California’s labor costs are often higher, too. (Although don’t underestimate the bureaucratic hell of European Union employment laws.)
Still, when I hear estimates from some winemakers about the break-even prices per bottle — $125 from one top Napa Cabernet producer — my patience wears thin. In the end, consumers don’t care.
That said, please don’t go away thinking California wineries are out to skim us. Too many vintners still scramble to make ends meet, especially young ones, assembling their wine dreams on the scraps of each paycheck. Starting a wine label is hard and expensive; the smaller the harder, because no economies of scale exist for the endless mundane details —compliance paperwork, label design — required of an 800-case winery.
And there’s actually one silver lining in today’s prices. Twenty years ago, many top California wines played a dangerous game with the supply-demand curve. Vintners engineered a sense of scarcity into their allocations and mailing lists; hence all those spiraling prices. While some of today’s most collectible new California wines — Arnot-Roberts and Wind Gap, to name two — deal with similarly small quantities and similar demand, they cost a fraction of what top wines cost in the past. At the moment, at least, California has bargains to offer for your cellar.
I’d like to interpret that as a sign that, in a modest way, California is learning to successfully wrangle the neuroses of its prestige.
But in the end, to stay competitive, the we’re-worth-more argument has to die. We need to look on shelves and see more table wines, made by talented winemakers, that we all can buy and drink on an everyday basis — made with the dignity and care that the state’s industrial wine lake never offers. We need more worthwhile glasses of wine in restaurants for less than $15.
Because, again, California has cleared its biggest hurdle: People once again love its wines. Wouldn’t it be a shame if that progress was halted because the people ready to be charmed decided it just wasn’t worth the money?

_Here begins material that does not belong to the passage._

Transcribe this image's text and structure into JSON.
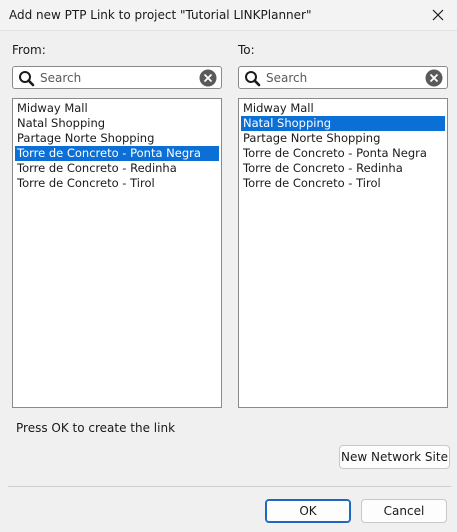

Price is the one thing that could undo California’s current burst of popularity.